Your goal:
From the entries that follow, extract each line holding the string "Ctrl".

Supplied information:
#####

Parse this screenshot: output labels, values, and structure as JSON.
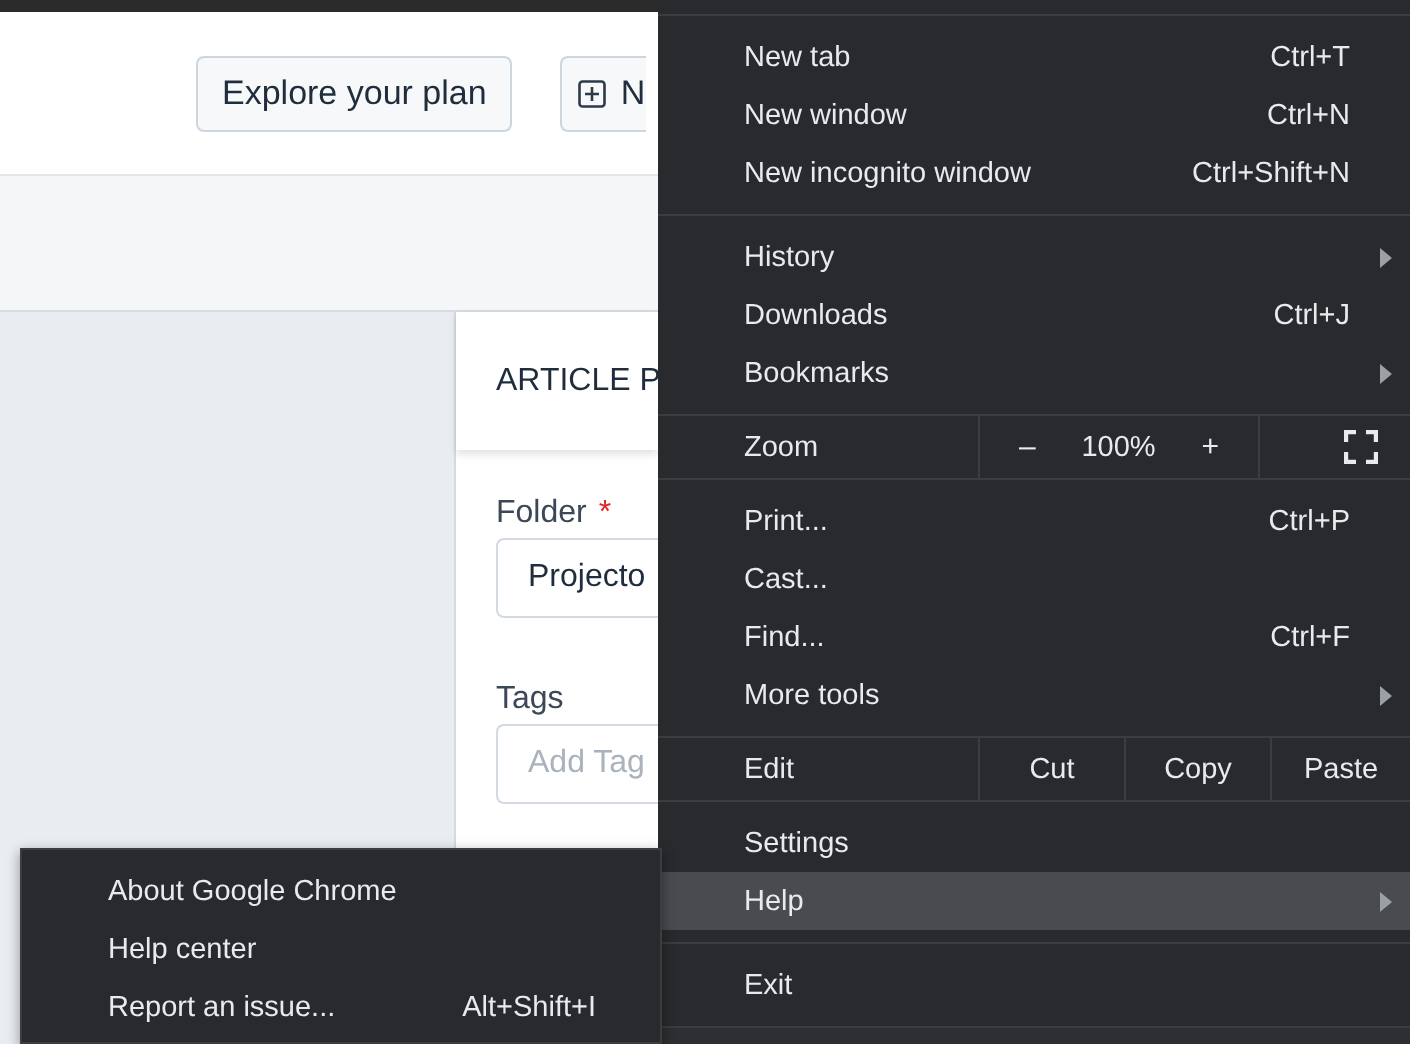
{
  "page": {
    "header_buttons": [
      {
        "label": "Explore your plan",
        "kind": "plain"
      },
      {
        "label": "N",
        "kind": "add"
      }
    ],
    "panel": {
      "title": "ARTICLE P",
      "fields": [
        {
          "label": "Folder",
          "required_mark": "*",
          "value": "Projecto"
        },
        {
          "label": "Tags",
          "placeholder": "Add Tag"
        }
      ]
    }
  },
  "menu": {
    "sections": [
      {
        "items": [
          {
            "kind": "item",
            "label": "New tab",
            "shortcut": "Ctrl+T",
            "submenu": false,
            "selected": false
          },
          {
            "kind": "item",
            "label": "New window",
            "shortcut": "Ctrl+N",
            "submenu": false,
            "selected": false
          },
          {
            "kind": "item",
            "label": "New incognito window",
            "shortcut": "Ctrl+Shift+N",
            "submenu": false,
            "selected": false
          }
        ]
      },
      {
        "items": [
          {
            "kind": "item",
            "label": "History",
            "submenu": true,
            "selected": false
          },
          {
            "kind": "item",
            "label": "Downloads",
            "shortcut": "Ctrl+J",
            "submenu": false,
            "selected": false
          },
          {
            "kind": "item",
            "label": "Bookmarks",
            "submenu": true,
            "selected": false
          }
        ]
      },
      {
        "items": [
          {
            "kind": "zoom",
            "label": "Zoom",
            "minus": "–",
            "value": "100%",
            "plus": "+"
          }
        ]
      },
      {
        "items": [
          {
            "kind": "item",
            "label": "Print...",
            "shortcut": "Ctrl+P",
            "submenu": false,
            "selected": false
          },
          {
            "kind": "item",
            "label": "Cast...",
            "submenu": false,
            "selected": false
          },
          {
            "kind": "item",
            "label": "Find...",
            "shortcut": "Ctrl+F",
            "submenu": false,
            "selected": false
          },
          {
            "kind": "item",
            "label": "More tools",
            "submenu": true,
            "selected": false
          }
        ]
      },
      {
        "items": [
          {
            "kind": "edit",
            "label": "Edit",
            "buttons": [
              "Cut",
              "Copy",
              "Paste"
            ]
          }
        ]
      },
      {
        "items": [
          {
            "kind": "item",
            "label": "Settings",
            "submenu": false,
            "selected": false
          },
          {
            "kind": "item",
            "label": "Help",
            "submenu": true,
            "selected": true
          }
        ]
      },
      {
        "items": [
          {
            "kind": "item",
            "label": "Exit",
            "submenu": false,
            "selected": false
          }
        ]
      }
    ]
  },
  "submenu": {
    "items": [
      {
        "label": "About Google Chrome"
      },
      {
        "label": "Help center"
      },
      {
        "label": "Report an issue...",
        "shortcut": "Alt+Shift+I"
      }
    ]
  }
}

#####

Output of the task:
            "shortcut": "Ctrl+T",
            "shortcut": "Ctrl+N",
            "shortcut": "Ctrl+Shift+N",
            "shortcut": "Ctrl+J",
            "shortcut": "Ctrl+P",
            "shortcut": "Ctrl+F",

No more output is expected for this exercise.